COM Students Hard at Work on New Content for WTBU and BUTV10
Staff are producing news, sitcoms, and more for the two stations from home this summer
When Griffin Buch was putting together a list of contributors for an episode of WTBU News last month, he was stunned. The collaborative effort among 12 students, each responsible for their own small piece, was then edited together into the final show.
“I was just looking at it and I thought, wow, we got all these people working on a newscast from home,” says Buch (COM’21), WTBU news director. “And it all came together for the most part, just like it would in Boston when we’re all sitting in a room together.”
WTBU News is just one of the many College of Communication programs that have resumed airing on the student-run radio and television stations. WTBU and BUTV10 plan to release content later this month and throughout the summer despite the COVID-19 pandemic forcing students to return home and depriving them of access to their College of Communication studios.
“Although this is certainly not how I envisioned my time at BUTV10 ending, I’m glad we will end this year doing what we have always done at BUTV10, which is the best reporting we can with the resources we have and the people who make us better every day,” says BUTV10 producer Nick McCool (COM’20). “When the world is at its worst and we are facing something that isn’t imaginable, literally, the journalists at COM decided, ‘This is the call, this is what we’re supposed to be doing.’ And while the circumstances are regrettable, we still need to do our job, because in a few years, it is going to be our job.”

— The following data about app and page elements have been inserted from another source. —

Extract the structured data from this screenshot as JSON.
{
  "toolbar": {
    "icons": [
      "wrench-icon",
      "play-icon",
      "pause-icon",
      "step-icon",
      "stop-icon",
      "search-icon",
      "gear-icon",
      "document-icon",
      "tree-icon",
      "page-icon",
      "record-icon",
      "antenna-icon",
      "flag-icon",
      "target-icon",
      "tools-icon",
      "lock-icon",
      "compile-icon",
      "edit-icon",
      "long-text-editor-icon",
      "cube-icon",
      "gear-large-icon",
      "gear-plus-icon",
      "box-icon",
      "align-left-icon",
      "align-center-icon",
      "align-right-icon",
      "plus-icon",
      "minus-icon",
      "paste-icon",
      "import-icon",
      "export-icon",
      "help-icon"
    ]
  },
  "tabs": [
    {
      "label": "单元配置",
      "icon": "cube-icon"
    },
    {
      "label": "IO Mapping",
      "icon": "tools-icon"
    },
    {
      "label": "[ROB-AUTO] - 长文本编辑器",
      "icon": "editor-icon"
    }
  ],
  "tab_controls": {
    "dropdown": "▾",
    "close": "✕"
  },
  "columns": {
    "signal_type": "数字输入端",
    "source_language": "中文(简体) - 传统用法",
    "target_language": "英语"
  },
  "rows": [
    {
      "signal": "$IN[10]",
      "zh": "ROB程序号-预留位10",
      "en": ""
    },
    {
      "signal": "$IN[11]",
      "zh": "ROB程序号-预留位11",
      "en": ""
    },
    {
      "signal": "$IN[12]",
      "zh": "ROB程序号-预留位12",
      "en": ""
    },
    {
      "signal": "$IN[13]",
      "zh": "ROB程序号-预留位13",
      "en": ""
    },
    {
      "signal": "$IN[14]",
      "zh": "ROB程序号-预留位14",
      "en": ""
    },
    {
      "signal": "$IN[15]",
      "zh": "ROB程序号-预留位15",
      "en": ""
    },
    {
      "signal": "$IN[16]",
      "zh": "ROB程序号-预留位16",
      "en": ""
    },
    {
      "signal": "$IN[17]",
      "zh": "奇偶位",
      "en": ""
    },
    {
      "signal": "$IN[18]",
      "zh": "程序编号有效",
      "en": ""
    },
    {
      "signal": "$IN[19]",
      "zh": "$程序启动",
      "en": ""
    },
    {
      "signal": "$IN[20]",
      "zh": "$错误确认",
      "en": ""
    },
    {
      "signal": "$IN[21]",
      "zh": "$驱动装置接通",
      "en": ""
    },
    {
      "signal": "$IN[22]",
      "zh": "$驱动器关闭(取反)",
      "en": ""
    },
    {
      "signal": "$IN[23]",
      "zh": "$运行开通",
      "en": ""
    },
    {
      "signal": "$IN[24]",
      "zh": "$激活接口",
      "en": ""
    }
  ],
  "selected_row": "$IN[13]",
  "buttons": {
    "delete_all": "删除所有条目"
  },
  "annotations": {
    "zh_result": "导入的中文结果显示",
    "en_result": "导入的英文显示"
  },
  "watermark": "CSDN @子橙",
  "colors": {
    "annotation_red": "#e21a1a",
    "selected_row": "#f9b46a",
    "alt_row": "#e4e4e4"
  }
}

Among the BUTV10 programs delivering new content are the special Pandemic Perspective, sports shows Terrier Nation and Offsides, and the student soap opera Bay State, says Malaika Moyer (COM’21), BUTV10 general manager. The COM station is also working on From a Distance: The BUTV10 Variety Hour, an end-of-semester special featuring footage of music, dance, and comedy around campus produced before spring break and over Zoom to showcase the talent of BU’s students to incoming freshmen. Variety Hour will air May 21. All shows are available here.
“One thing that I’m really proud of is that we showed the perseverance and the dedication to continue making content,” Moyer says. “One of the life lessons you need to know as a creator is how to create in times that are not suitable to you. We’ve shown that we can create content even in the most difficult of times.”
BUTV10 will broadcast two episodes of the special Pandemic Perspective, on Thursday, May 14, and Friday, May 15. According to McCool, the first will focus on the economic and personal impact of the pandemic on college students, while the second will look at the issue from national and international perspectives.
He describes the special Pandemic Perspective as a collaboration between Government Center and On That Point. McCool and Haley Chi-Sing (COM’22), producers of On That Point, and Government Center producers Elias Miller (COM’21) and Mia Cathell (COM’21) wanted to produce a show specifically focused on COVID-19.
“We wanted to capture as broad a swath of this as we can in two episodes,” says McCool. “The idea is to get as many different angles on the same thing as we can and let the audience decide on it.”
BUTV10 faculty advisor Christophor Cavalieri (COM’81), a COM assistant professor of television, also admires the commitment from the team of producers, writers, and crew. “I was impressed how quickly many students got to work at a time when it would be understandable if they weren’t as engaged,” he says. “That energy speaks to the spirit of the membership and its leadership.”
After a few weeks of being off the air, radio station WTBU resumed on April 13, and the 26 shows produced during those weeks were uploaded to the website, according to WTBU faculty advisor Anne Donohue (COM’88), a COM associate professor of journalism and associate dean for diversity, equity, and inclusion.
WTBU staff turned to Jake Kassen (CGS’01, COM’03), COM technical operations manager and a WTBU alum, and Scott Lovejoy, application developer, to program the computer in the studio to automatically play each show during its live time slot.
Kassen says that COM already had the servers and other infrastructure in place. “I knew that it was going to be important to keep the WTBU signal alive,” he says. “There’s a really tight-knit community at WTBU. I didn’t want to see that experience lost as a result of this.”
COM lead studio engineer Tristan Olly and media technician Marissa Dianas (COM’19) also guided the BUTV10 producers on optimizing Zoom for its productions.
WTBU’s productions are not recorded live, so many DJs have found alternative means of producing their shows. For her sex talk show Love Is on the Air, Hannah Schweitzer (COM’21) uses the software Final Cut to incorporate music into the show. Other DJs have recorded their entire show in a Zoom call and played music in the background, rather than having to edit the music into the recording afterward.
Although not being able to record live has posed challenges for DJs whose shows often include live interviews or news around campus, several of them are pleased with the remotely recorded broadcasts, and say they enjoy being involved in their regular extracurricular activities. “I still feel like a BU student even though I’m at home and all my friends are in different states or countries,” says Schweitzer, who is also WTBU director of public relations.
Donohue and Cavalieri both stressed to the two stations’ students the importance of being able to quickly adapt when it is necessary. “This is a chance to show that they can be creative,” Donohue says. “That’s how you survive in the professional world.”
“Success, to a large degree, is measured by the ability to adjust and thrive,” Cavalieri adds. “Applying these lessons is more important now than ever before.”
Although he’s disappointed not to be able to sign off as a senior for the final time at Studio West, McCool acknowledges that in a way it’s fitting, because “all of what we’ve learned has been building up to do this.” He adds that he would like to see students take something away from the experience on a personal level.
“One of the most special parts about COM is the people that you get to tell stories with,” he says. “Stories don’t mean anything if you have no one to tell them to. And no one to tell them with. And I hope that after all of this, we never take that for granted.”